I did a little testing (I didn't have steve's code, so I created my own test pages), and it looks like the problem had to do with the way I was adding a div and an iFrame to the page, which are required to display the datepicker in the first place. I was using a technique like this:
document.body.innerHTML += "<div ...>";
document.body aren't refreshed properly. I'm not sure if that was a problem on Mozilla, but it definitely was on IE 6. New references to objects on the page worked just fine, but the old ones were stale, which caused subtle and unusual problems.
The fix seems to be to add the div and iFrame elements to the page with calls like this:
var newNode = document.createElement("div"); newNode.setAttribute("id", "whatever"); newNode.setAttribute("class", "someClass"); document.body.appendChild(newNode);
This is a much more "DOM-friendly" way of adding the elements, and IE seems to be much happier with it. I actually don't know if this will fix steve's problem, but it fixed one that I was able to recreate.
EXCESSIVE RUNOFF FROM HEAVY RAINFALL CAN LEAD TO DAM FAILURES. IF YOU LIVE NEAR ANY TYPE OF DAM... ESPECIALLY SMALL EARTHEN DAMS... BE READY TO MOVE AWAY FROM THE AREA AND TO HIGHER GROUND....
Okay, I'm no engineer, but I'm going to go on record as saying that if you live near any small earthen dam that is holding back enough water to damage your house -- regardless of the weather -- you should probably try to permanently move to higher ground. Sell your house or drive your trailer somewhere else or something. That's not a smart risk.
offsetParentfor the object that we are placing the datepicker beneath. The second was fixed by adding some code to use the "iFrame shim" method to cover the selection lists -- apparently this is a problem that was discovered and overcome by Joe King some months ago. Steve also gave me some code to use a cool default Notes icon for a datepicker button instead of a regular ol' HTML button, and I added an example of that to the sample page in the Notes database.
datePickerClosed(if such a function exists) after it was done processing, so you could do whatever kind of validation or post-processing you'd like. That way you could have different
datePickerClosedfunctions on different pages (or none at all), completely separate from the datepicker library. I included an example in the code comments where you could validate a StartDate field and pre-populate an EndDate field if the validation passed. See the Notes database for a working example.
That's all for now.

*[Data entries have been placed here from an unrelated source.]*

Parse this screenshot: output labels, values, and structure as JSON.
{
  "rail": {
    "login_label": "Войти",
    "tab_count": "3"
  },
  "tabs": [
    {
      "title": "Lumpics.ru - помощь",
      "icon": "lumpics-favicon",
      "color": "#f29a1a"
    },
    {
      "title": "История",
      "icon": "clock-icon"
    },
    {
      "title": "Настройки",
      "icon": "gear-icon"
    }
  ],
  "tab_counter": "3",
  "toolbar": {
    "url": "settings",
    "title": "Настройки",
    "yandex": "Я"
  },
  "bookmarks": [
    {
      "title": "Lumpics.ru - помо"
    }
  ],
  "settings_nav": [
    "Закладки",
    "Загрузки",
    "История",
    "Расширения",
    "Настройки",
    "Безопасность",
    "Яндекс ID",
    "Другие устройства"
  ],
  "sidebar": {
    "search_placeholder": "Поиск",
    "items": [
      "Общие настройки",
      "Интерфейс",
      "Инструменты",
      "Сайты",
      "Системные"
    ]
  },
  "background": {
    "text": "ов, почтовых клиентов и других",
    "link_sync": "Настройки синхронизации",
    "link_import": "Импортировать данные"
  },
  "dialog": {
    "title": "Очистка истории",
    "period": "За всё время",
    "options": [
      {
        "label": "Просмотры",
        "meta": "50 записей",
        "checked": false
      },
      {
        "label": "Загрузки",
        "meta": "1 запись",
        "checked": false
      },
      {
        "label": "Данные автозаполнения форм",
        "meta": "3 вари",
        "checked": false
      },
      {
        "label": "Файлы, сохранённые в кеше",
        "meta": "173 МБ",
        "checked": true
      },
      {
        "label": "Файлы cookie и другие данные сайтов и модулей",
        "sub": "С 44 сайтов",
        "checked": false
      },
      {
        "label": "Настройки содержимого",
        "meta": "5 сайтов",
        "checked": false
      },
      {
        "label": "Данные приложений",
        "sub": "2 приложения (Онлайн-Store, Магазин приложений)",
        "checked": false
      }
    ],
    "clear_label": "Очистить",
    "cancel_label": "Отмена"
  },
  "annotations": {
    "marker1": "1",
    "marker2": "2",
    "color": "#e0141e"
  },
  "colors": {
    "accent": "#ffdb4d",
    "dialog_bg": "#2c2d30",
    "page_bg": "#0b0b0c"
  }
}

I'd also like to repeat something that I mentioned in my comments yesterday: namely that I'm a bad UI designer, and if anyone comes up with one or more alternate CSS stylesheets for the datepicker calendar I'd be happy to post them or link to them from the database download page.
In fact, that whole kind of community development would probably be better served if this was an OpenNTF project. Any opinions on that? Would this be a good OpenNTF project, or is the whole thing too simple to warrant creating a whole project around it?
It's a biggie, pounding the Bahamas as I write this. With any luck we won't see too much of it at my house, but I feel bad for those people down on the central coast (I don't care what Nathan says about playing frisbee ;-).